E. I. du Pont de Nemours & Company. Office of the president.
Hagley Museum & Library
Manuscripts & Archives Department
P.O. Box 3630
Wilmington, DE 19807-0630
39 linear feet
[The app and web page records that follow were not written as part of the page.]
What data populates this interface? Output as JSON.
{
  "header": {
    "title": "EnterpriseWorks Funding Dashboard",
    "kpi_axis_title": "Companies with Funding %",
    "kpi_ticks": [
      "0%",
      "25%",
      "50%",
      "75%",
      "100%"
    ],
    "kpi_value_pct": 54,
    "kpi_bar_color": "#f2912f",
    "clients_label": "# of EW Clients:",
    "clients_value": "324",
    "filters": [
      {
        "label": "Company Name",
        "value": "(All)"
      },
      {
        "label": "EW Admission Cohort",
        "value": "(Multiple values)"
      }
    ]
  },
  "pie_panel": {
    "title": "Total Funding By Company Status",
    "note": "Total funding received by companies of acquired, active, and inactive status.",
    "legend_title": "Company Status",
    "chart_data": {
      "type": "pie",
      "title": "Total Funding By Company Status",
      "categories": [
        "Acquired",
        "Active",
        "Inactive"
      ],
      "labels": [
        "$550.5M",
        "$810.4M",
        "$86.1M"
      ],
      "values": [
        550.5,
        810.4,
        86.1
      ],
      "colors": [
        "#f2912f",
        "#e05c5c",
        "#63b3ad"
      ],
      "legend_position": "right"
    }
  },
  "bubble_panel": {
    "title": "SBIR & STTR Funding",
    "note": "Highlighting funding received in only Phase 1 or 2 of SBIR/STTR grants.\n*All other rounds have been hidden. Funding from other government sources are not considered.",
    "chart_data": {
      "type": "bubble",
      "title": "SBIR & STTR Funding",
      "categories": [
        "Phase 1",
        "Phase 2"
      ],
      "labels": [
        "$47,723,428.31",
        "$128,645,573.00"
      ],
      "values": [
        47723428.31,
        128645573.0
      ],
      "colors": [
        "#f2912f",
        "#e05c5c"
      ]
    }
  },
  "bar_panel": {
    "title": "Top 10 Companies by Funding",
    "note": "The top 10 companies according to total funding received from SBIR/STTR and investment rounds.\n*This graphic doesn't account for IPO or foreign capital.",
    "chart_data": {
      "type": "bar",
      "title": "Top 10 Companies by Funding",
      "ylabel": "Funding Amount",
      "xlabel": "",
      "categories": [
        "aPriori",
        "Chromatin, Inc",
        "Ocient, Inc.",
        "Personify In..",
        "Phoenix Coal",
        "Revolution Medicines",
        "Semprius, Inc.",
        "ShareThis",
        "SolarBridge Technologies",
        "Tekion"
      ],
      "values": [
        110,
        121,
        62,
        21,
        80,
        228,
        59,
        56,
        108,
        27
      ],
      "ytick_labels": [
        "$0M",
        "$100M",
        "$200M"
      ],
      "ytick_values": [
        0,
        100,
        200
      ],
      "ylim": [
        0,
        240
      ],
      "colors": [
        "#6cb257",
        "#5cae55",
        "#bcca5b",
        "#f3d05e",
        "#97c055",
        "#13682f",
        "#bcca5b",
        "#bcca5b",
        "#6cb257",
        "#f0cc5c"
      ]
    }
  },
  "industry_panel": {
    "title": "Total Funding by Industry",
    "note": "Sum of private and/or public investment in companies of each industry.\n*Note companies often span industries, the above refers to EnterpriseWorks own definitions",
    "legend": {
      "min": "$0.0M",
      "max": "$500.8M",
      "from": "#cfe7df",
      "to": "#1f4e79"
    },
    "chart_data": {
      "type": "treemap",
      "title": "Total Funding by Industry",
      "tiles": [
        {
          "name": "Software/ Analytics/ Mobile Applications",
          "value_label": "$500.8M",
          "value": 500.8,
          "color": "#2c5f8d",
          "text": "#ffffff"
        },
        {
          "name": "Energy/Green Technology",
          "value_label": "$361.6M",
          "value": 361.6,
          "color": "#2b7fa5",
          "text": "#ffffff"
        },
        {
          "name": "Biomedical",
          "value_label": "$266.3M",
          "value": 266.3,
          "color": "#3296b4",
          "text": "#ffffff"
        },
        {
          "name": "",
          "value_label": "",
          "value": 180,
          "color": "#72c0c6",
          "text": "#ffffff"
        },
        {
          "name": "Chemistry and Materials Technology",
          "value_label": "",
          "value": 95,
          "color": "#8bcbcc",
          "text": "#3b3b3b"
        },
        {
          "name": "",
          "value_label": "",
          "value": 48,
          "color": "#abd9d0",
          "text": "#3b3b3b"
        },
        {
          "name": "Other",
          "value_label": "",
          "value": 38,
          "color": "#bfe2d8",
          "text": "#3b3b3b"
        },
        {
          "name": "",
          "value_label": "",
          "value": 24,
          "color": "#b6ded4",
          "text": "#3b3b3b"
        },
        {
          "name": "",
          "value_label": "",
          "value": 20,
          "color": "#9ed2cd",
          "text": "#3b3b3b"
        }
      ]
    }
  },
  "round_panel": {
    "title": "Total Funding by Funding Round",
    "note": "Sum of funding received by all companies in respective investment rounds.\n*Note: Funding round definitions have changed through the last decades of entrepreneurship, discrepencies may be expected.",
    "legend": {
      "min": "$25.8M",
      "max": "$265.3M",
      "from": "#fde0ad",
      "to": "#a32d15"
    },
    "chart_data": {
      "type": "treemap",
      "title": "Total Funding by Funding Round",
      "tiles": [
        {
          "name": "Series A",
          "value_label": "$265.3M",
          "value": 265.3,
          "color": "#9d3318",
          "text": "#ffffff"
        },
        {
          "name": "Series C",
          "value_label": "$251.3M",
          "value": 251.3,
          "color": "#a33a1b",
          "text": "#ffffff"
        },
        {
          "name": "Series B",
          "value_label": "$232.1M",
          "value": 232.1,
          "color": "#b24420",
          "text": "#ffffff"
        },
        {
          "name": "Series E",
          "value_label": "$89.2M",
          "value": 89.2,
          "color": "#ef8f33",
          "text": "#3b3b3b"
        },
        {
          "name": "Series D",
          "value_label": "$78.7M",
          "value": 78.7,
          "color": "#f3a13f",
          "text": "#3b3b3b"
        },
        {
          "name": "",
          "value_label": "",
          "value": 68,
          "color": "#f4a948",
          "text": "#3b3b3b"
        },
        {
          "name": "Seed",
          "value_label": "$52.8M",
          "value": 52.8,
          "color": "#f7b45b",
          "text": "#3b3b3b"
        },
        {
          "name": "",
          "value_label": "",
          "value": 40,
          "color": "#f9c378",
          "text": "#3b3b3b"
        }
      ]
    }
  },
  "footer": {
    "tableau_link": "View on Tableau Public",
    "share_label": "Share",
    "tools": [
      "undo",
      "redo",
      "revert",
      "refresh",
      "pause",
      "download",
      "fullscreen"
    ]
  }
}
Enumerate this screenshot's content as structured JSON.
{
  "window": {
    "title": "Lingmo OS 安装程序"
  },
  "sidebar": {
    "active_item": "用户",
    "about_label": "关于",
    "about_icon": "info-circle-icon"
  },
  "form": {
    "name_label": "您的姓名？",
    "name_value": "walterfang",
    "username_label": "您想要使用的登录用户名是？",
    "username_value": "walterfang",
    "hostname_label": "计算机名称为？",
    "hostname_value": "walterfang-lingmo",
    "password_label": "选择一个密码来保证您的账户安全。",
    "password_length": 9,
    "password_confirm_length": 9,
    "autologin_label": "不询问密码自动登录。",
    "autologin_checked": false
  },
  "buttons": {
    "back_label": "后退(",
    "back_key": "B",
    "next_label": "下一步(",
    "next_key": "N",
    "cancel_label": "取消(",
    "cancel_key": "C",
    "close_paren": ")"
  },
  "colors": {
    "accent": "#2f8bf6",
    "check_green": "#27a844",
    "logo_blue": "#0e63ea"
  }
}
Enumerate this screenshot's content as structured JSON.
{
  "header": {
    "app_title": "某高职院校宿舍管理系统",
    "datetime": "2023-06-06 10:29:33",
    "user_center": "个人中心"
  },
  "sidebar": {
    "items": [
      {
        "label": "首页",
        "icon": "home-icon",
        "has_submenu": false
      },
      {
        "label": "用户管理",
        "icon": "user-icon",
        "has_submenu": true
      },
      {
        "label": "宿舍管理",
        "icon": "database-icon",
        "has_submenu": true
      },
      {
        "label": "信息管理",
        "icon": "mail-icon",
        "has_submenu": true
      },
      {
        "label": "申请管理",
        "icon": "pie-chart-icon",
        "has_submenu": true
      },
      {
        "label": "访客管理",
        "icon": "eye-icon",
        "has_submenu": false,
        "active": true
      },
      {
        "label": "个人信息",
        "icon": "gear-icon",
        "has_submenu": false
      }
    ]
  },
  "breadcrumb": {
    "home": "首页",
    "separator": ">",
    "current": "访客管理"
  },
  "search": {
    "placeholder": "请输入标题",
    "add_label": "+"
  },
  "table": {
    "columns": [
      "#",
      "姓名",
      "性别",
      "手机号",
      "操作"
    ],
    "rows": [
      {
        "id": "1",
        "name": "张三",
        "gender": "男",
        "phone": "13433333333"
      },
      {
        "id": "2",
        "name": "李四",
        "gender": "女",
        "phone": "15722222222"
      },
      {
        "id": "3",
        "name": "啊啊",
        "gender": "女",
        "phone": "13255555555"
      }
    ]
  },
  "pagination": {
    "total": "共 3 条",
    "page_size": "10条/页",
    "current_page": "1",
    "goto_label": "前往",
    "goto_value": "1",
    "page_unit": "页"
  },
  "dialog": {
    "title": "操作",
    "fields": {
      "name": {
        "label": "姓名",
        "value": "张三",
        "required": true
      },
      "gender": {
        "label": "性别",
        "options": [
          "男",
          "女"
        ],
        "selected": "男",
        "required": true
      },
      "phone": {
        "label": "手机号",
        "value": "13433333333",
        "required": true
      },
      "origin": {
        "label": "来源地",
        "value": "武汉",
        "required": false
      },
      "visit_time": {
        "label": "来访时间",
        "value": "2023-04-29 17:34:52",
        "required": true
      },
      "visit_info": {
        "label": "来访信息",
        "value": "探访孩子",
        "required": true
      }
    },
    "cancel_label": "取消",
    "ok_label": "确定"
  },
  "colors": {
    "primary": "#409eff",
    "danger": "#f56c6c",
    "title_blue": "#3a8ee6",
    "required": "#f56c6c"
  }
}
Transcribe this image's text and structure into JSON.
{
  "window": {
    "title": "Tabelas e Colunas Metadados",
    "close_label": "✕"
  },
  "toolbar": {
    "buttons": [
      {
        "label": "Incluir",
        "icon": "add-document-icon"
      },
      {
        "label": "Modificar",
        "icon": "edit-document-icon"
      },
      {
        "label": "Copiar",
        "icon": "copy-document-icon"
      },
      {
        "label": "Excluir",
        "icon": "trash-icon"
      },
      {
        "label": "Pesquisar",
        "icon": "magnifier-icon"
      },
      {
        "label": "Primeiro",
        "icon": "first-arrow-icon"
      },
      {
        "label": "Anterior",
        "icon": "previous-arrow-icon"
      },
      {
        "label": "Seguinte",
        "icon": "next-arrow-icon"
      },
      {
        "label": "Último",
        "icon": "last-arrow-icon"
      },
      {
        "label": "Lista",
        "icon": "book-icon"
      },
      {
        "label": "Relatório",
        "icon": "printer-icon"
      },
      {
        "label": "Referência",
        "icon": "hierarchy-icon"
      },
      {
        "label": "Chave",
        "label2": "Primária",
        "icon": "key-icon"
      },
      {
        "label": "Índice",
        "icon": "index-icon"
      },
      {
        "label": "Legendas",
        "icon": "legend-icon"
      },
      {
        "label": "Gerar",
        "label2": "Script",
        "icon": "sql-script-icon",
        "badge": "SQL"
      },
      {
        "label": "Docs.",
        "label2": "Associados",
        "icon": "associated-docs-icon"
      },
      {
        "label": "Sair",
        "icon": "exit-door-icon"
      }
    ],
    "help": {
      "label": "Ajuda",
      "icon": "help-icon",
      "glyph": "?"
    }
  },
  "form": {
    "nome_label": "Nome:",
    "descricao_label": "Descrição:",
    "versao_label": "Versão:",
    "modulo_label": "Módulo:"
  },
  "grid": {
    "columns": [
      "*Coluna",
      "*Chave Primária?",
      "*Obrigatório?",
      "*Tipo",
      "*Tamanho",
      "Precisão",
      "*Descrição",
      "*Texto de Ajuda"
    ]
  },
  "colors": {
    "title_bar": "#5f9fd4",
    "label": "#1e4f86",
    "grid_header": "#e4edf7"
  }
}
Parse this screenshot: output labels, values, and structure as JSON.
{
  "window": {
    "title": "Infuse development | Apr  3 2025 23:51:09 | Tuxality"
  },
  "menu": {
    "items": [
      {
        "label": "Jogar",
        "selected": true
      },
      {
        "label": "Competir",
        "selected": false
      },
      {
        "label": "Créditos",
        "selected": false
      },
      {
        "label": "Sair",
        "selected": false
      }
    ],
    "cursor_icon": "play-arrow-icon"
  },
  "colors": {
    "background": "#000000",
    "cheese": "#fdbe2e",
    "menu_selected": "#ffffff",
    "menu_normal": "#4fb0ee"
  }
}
The black powder manufacturing company, E.I. du Pont de Nemours & Company, was organized as a family partnership in 1801. The original mills were located on the banks of the Brandywine River, just north of Wilmington, Delaware. By the second decade of the 19th century the Du Pont Company had become one of America's largest producers of gunpowder and blasting powder. During the War of 1812 and again during the Civil War it was a major supplier of gunpowder for the United States Army. In 1902 the Du Pont Company passed into the hands of three younger du Pont cousins, Pierre S., Alfred I. and T. Coleman. The three cousins sought to bring modern financial and managerial methods to the company, and within three years more than seventy-five percent of the U.S. explosives industry was consolidated under their control. Under the leadership of P.S. du Pont, president from 1905 to 1919, the company was transformed into a diversified, centrally administered corporation with its own operating, sales, and auxiliary departments. In 1915 the Du Pont Company and family acquired a 25% interest in the General Motors Corporation. During the 1920s and 1930s, under the leadership of Irénée du Pont, president from 1919 to 1926, and Lammot du Pont, president from 1926 to 1940, the company became the world's leading chemical manufacturer producing smokeless powder, dynamite, dyes, cellophane, textile fibers, and artificial rubber. The records primarily document the presidency of Lammot du Pont (1926-1940), with some fragmentary records from the Irénée du Pont period (1919-26). The records describe the Du Pont Company's transformation into a diversified chemical company in the years after the First World War. Records document the organization of the Chemical Department under the leadership of Dr. Charles Lee Reese. The collection describes Du Pont's research and development program which during these years focused on dyes, celluloid, cellophane, plastics, ammonia, textile fibers, and artificial rubber. The evolving relationship between corporate strategy, organizational structure, research and development is described. The records also trace the company's post World War I public relations campaign during which it sought to overcome the "Merchant of Death" label. Du Pont's response to the Depression, Franklin D. Roosevelt's New Deal, and the C.I.O.'s organizing campaigns are also described in these records. There is also much information on company advertising, participation in the New York World's Fair of 1939-1940, and attempts to market Du Pont products or establish plants in foreign countries, particularly Chile, China, Japan, and in Russia both before and after the revolution.